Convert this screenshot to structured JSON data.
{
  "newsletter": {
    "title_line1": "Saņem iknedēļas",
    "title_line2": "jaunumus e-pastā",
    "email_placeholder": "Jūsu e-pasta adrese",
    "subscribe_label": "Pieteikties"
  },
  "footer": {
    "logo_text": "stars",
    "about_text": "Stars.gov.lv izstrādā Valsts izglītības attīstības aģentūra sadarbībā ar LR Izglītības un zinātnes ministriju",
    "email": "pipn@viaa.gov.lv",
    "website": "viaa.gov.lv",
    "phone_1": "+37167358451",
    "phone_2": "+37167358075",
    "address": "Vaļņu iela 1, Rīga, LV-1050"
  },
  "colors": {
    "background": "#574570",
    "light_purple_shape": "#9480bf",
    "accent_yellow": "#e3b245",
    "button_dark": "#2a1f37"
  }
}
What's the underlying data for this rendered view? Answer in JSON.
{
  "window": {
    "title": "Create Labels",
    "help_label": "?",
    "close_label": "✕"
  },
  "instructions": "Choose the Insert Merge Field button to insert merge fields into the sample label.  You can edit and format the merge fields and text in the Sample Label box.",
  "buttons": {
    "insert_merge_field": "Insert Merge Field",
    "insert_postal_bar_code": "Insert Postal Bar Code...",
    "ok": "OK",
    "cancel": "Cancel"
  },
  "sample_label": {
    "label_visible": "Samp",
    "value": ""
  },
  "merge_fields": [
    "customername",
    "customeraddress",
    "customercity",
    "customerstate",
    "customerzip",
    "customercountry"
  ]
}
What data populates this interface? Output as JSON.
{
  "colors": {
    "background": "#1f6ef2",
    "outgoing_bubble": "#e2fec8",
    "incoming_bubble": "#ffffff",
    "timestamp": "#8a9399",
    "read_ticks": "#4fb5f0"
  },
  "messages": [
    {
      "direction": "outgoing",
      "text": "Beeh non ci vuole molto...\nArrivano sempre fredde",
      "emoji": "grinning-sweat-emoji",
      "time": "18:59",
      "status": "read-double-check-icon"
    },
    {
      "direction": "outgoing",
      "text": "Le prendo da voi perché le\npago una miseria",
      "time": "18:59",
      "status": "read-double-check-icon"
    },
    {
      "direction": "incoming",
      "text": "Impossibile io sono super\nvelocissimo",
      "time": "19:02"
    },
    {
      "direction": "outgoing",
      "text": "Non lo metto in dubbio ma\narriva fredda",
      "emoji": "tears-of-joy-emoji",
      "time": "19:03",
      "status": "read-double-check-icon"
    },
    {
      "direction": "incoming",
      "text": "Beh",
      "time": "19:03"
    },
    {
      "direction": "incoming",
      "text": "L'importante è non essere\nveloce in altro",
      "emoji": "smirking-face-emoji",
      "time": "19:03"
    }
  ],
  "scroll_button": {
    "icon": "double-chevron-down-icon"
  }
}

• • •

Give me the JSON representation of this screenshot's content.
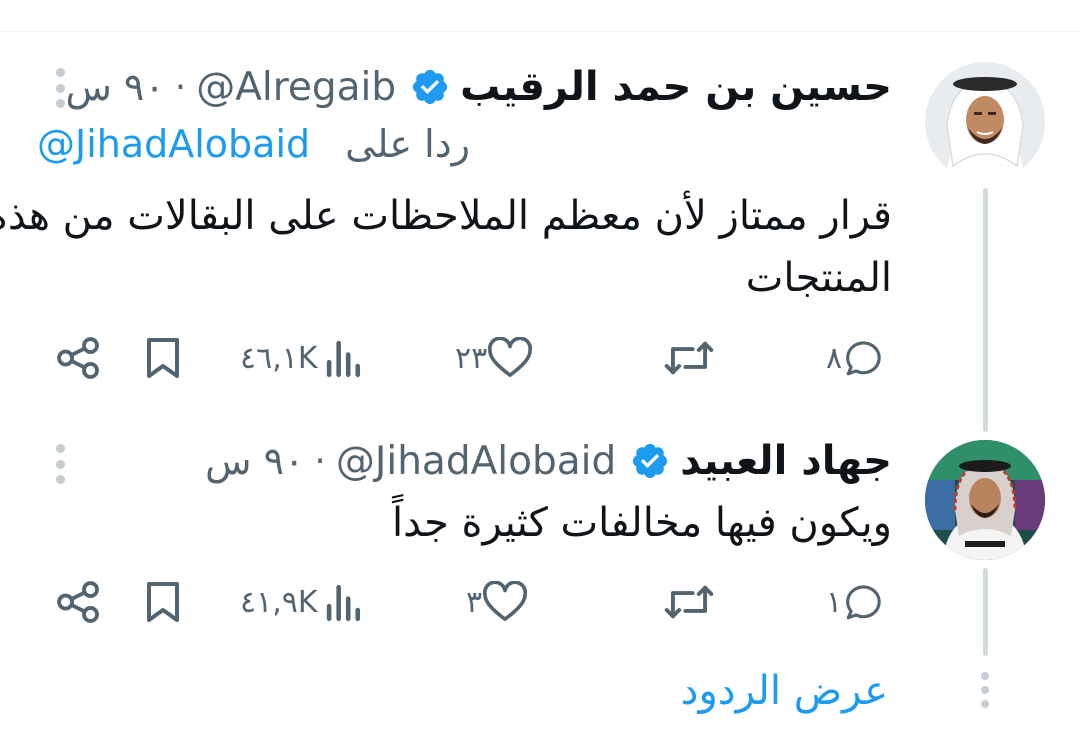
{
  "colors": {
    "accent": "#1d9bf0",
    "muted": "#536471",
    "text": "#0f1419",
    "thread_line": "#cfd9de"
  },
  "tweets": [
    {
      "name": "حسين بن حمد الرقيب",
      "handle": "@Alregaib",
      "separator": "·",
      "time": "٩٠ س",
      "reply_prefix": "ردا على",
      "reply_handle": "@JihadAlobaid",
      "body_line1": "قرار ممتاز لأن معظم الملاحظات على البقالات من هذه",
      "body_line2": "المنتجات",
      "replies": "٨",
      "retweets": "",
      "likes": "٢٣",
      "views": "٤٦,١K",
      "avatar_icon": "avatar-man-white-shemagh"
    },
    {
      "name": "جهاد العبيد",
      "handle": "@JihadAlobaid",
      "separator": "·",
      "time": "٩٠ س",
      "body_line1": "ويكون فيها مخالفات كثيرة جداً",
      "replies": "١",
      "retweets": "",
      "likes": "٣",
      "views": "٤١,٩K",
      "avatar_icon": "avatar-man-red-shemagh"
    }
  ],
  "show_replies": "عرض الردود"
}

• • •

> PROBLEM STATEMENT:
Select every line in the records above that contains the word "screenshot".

> RESULT:
Convert this screenshot to structured JSON data.
Give me the JSON representation of this screenshot's content.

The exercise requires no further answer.